But pension funds are also restricted in what they can invest in. While governments have been working to ease restrictions and allow pension funds to invest in different kinds of instruments, the process takes time. Chilean pension funds could only invest in Huaso bonds – which are considered foreign securities – after the government increased the limit for investing in foreign securities from 30% to 45%.
This change allowed issuers like Mexican telecommunications giant America Movil to raise US$200m equivalent in the Chilean market last year. The bond was denominated in inflation-indexed currency, or UF, and came with a 25-year maturity. It was a cheaper financing alternative than the US or European bond markets.

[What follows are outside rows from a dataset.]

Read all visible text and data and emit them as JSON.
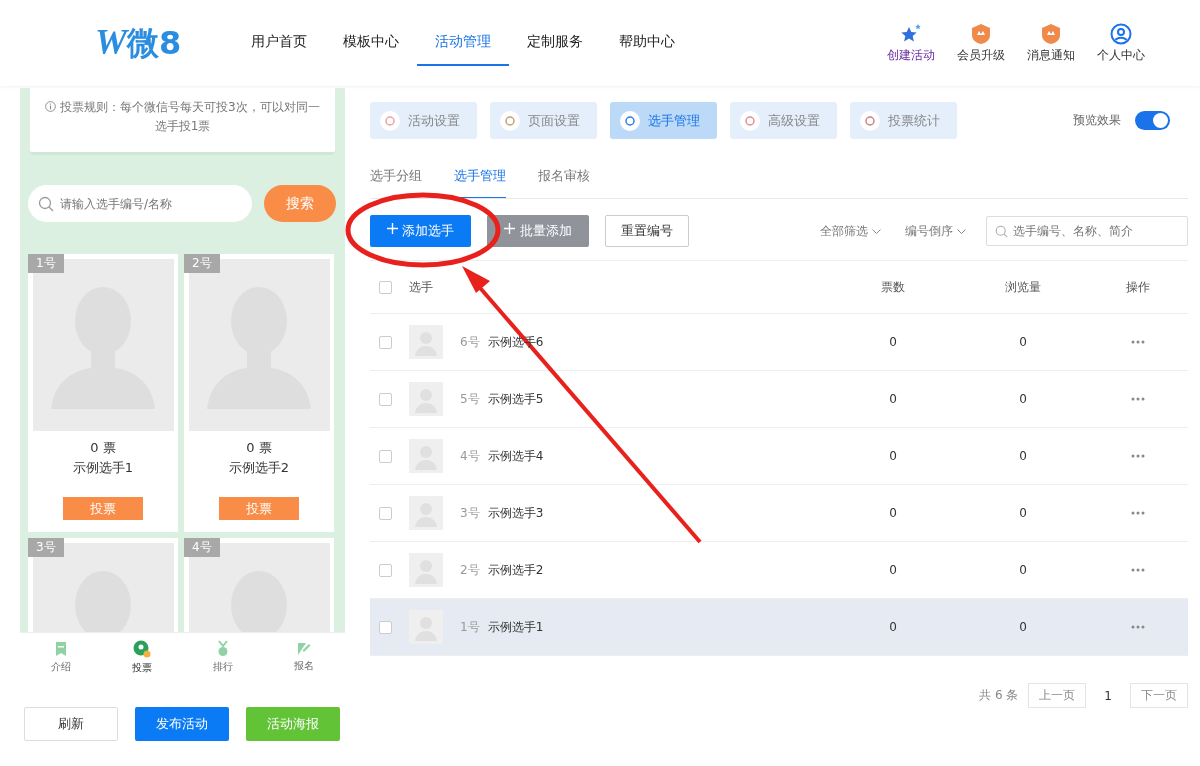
{
  "header": {
    "logo_mark": "W",
    "logo_text": "微8",
    "nav": [
      {
        "label": "用户首页",
        "selected": false
      },
      {
        "label": "模板中心",
        "selected": false
      },
      {
        "label": "活动管理",
        "selected": true
      },
      {
        "label": "定制服务",
        "selected": false
      },
      {
        "label": "帮助中心",
        "selected": false
      }
    ],
    "actions": [
      {
        "kind": "create",
        "label": "创建活动"
      },
      {
        "kind": "upgrade",
        "label": "会员升级"
      },
      {
        "kind": "notify",
        "label": "消息通知"
      },
      {
        "kind": "user",
        "label": "个人中心"
      }
    ]
  },
  "preview": {
    "rules": "投票规则：每个微信号每天可投3次，可以对同一选手投1票",
    "search": {
      "placeholder": "请输入选手编号/名称",
      "button": "搜索"
    },
    "cards": [
      {
        "number": "1号",
        "votes": "0 票",
        "name": "示例选手1",
        "button": "投票"
      },
      {
        "number": "2号",
        "votes": "0 票",
        "name": "示例选手2",
        "button": "投票"
      },
      {
        "number": "3号"
      },
      {
        "number": "4号"
      }
    ],
    "bottom_nav": [
      {
        "kind": "intro",
        "label": "介绍",
        "selected": false
      },
      {
        "kind": "vote",
        "label": "投票",
        "selected": true
      },
      {
        "kind": "rank",
        "label": "排行",
        "selected": false
      },
      {
        "kind": "signup",
        "label": "报名",
        "selected": false
      }
    ],
    "buttons": [
      {
        "kind": "plain",
        "label": "刷新"
      },
      {
        "kind": "primary",
        "label": "发布活动"
      },
      {
        "kind": "success",
        "label": "活动海报"
      }
    ]
  },
  "tabs": [
    {
      "kind": "heart",
      "label": "活动设置",
      "selected": false
    },
    {
      "kind": "page",
      "label": "页面设置",
      "selected": false
    },
    {
      "kind": "person",
      "label": "选手管理",
      "selected": true
    },
    {
      "kind": "advanced",
      "label": "高级设置",
      "selected": false
    },
    {
      "kind": "stats",
      "label": "投票统计",
      "selected": false
    }
  ],
  "preview_toggle": {
    "label": "预览效果",
    "on": true
  },
  "subtabs": [
    {
      "label": "选手分组",
      "selected": false
    },
    {
      "label": "选手管理",
      "selected": true
    },
    {
      "label": "报名审核",
      "selected": false
    }
  ],
  "toolbar": {
    "add": "添加选手",
    "batch": "批量添加",
    "reset": "重置编号",
    "filter": "全部筛选",
    "sort": "编号倒序",
    "search_placeholder": "选手编号、名称、简介"
  },
  "table": {
    "select_all": false,
    "columns": [
      "选手",
      "票数",
      "浏览量",
      "操作"
    ],
    "rows": [
      {
        "number": "6号",
        "name": "示例选手6",
        "votes": "0",
        "views": "0",
        "checked": false,
        "hovered": false
      },
      {
        "number": "5号",
        "name": "示例选手5",
        "votes": "0",
        "views": "0",
        "checked": false,
        "hovered": false
      },
      {
        "number": "4号",
        "name": "示例选手4",
        "votes": "0",
        "views": "0",
        "checked": false,
        "hovered": false
      },
      {
        "number": "3号",
        "name": "示例选手3",
        "votes": "0",
        "views": "0",
        "checked": false,
        "hovered": false
      },
      {
        "number": "2号",
        "name": "示例选手2",
        "votes": "0",
        "views": "0",
        "checked": false,
        "hovered": false
      },
      {
        "number": "1号",
        "name": "示例选手1",
        "votes": "0",
        "views": "0",
        "checked": false,
        "hovered": true
      }
    ]
  },
  "pagination": {
    "total": "共 6 条",
    "prev": "上一页",
    "page": "1",
    "next": "下一页"
  }
}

But relying on institutional investors – and pension funds in particular – to buy locally issued bonds also has costs. Pension funds and insurance companies are typically buy-and-hold investors, meaning liquidity in the secondary market is a real issue. Many issuers would find contending with the lack of liquidity a costly undertaking, said Borensztein. Most of the region’s bond issues have also been private placements, limiting liquidity even more.
“Pension funds don’t want to be stuck with just government paper, they like to have something to diversify into and to take different kinds of risks,” said Borensztein. “But from the point of view of market development, they are not the ideal bondholder because they just don’t give enough liquidity to the market.” This illiquidity deters foreign investors from participating in regional Latin American issues, he said.
While it would help both regional and local markets if the investor base broadened out to include funds from overseas, investors like Howard Booth, director and co-head of international fixed income at MacKay Shields in New York, believes illiquidity is the greatest impediment to investing in local currency corporate debt in Latin America.
Regional and local fixed income markets in Latin America will continue to develop, said Booth, but for now there are too few investors in them for MacKay Shields to take on the double risks of currency and credit that are embodied in local currency corporate bonds. Instead, MacKay Shields buys local currency government debt issued by some Latin American countries.
“We as investors prefer to take currency and credit risk separately,” Booth said. “I’d be concerned about the liquidity of local corporate bonds during volatile markets.”
And even as pension funds in places like Peru and Chile are given the freedom to invest in a greater range of instruments, they are also less restricted from investing outside their home country, said S&P’s Francis. Peruvian pension funds can now invest up to 50% of their holdings overseas and are looking increasingly at opportunities outside the country.
Nevertheless, efforts to “regionalise” markets in Latin America continue, both on the bond and the equity side. Chile, Colombia and Peru intend to merge their stock market operations, thereby creating the second largest exchange in Latin America (see separate feature on ECM). Colombia has also been touted as another potential regional hub for bond issuance by some Latin American corporates.
It makes sense for Latin America to ensure its markets are structured the same way and function with the same regulations and rules of disclosure said Borensztein. It makes life easier for both issuers and investors.
But moving in this direction is not easy. In Asia, there has been talk of an integrated, regional bond market for a long time, but nothing significant has materialised. It will not be any easier to achieve in Latin America, which is in a much earlier stage of the process. That dialog has a long way to go.